▶ Given records
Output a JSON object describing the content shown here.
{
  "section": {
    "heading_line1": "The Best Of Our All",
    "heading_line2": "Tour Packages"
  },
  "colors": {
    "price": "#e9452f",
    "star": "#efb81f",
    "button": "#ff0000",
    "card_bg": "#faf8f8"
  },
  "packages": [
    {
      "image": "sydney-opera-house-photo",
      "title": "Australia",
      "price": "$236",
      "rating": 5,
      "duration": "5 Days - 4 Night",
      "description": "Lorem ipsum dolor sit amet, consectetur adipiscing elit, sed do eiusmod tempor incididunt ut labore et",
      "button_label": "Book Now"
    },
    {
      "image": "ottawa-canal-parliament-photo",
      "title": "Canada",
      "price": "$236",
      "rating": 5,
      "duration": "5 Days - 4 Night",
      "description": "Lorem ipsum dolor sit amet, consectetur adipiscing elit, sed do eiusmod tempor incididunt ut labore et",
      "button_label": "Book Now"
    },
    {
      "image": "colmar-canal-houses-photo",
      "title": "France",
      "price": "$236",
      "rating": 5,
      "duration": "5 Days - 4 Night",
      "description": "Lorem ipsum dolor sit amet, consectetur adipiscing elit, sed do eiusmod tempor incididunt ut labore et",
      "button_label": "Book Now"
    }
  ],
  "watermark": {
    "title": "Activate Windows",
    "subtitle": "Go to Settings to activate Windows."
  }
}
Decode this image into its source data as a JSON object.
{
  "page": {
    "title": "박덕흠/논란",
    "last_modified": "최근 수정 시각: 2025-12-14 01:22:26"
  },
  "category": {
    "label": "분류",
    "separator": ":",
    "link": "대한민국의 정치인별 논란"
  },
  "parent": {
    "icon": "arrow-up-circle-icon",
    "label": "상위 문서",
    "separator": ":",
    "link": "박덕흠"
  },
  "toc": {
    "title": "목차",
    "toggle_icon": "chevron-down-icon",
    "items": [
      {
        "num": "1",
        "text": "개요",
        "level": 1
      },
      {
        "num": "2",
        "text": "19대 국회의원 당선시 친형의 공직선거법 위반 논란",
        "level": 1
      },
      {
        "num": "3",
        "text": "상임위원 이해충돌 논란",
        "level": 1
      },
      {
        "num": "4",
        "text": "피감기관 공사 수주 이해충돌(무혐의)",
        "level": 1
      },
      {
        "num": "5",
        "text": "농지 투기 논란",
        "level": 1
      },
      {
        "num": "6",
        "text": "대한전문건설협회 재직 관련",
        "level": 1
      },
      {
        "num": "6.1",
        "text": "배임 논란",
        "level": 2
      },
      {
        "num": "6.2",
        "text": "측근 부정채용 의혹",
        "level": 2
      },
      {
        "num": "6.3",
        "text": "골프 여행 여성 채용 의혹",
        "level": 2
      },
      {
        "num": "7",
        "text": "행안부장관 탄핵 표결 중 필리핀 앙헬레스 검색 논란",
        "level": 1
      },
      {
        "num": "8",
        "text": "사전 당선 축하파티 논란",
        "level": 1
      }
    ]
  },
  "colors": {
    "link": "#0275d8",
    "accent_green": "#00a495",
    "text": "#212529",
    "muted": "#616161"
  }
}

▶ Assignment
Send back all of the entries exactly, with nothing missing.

▶ Exercise output
Output a JSON object describing the content shown here.
{
  "section": {
    "heading_line1": "The Best Of Our All",
    "heading_line2": "Tour Packages"
  },
  "colors": {
    "price": "#e9452f",
    "star": "#efb81f",
    "button": "#ff0000",
    "card_bg": "#faf8f8"
  },
  "packages": [
    {
      "image": "sydney-opera-house-photo",
      "title": "Australia",
      "price": "$236",
      "rating": 5,
      "duration": "5 Days - 4 Night",
      "description": "Lorem ipsum dolor sit amet, consectetur adipiscing elit, sed do eiusmod tempor incididunt ut labore et",
      "button_label": "Book Now"
    },
    {
      "image": "ottawa-canal-parliament-photo",
      "title": "Canada",
      "price": "$236",
      "rating": 5,
      "duration": "5 Days - 4 Night",
      "description": "Lorem ipsum dolor sit amet, consectetur adipiscing elit, sed do eiusmod tempor incididunt ut labore et",
      "button_label": "Book Now"
    },
    {
      "image": "colmar-canal-houses-photo",
      "title": "France",
      "price": "$236",
      "rating": 5,
      "duration": "5 Days - 4 Night",
      "description": "Lorem ipsum dolor sit amet, consectetur adipiscing elit, sed do eiusmod tempor incididunt ut labore et",
      "button_label": "Book Now"
    }
  ],
  "watermark": {
    "title": "Activate Windows",
    "subtitle": "Go to Settings to activate Windows."
  }
}
Decode this image into its source data as a JSON object.
{
  "page": {
    "title": "박덕흠/논란",
    "last_modified": "최근 수정 시각: 2025-12-14 01:22:26"
  },
  "category": {
    "label": "분류",
    "separator": ":",
    "link": "대한민국의 정치인별 논란"
  },
  "parent": {
    "icon": "arrow-up-circle-icon",
    "label": "상위 문서",
    "separator": ":",
    "link": "박덕흠"
  },
  "toc": {
    "title": "목차",
    "toggle_icon": "chevron-down-icon",
    "items": [
      {
        "num": "1",
        "text": "개요",
        "level": 1
      },
      {
        "num": "2",
        "text": "19대 국회의원 당선시 친형의 공직선거법 위반 논란",
        "level": 1
      },
      {
        "num": "3",
        "text": "상임위원 이해충돌 논란",
        "level": 1
      },
      {
        "num": "4",
        "text": "피감기관 공사 수주 이해충돌(무혐의)",
        "level": 1
      },
      {
        "num": "5",
        "text": "농지 투기 논란",
        "level": 1
      },
      {
        "num": "6",
        "text": "대한전문건설협회 재직 관련",
        "level": 1
      },
      {
        "num": "6.1",
        "text": "배임 논란",
        "level": 2
      },
      {
        "num": "6.2",
        "text": "측근 부정채용 의혹",
        "level": 2
      },
      {
        "num": "6.3",
        "text": "골프 여행 여성 채용 의혹",
        "level": 2
      },
      {
        "num": "7",
        "text": "행안부장관 탄핵 표결 중 필리핀 앙헬레스 검색 논란",
        "level": 1
      },
      {
        "num": "8",
        "text": "사전 당선 축하파티 논란",
        "level": 1
      }
    ]
  },
  "colors": {
    "link": "#0275d8",
    "accent_green": "#00a495",
    "text": "#212529",
    "muted": "#616161"
  }
}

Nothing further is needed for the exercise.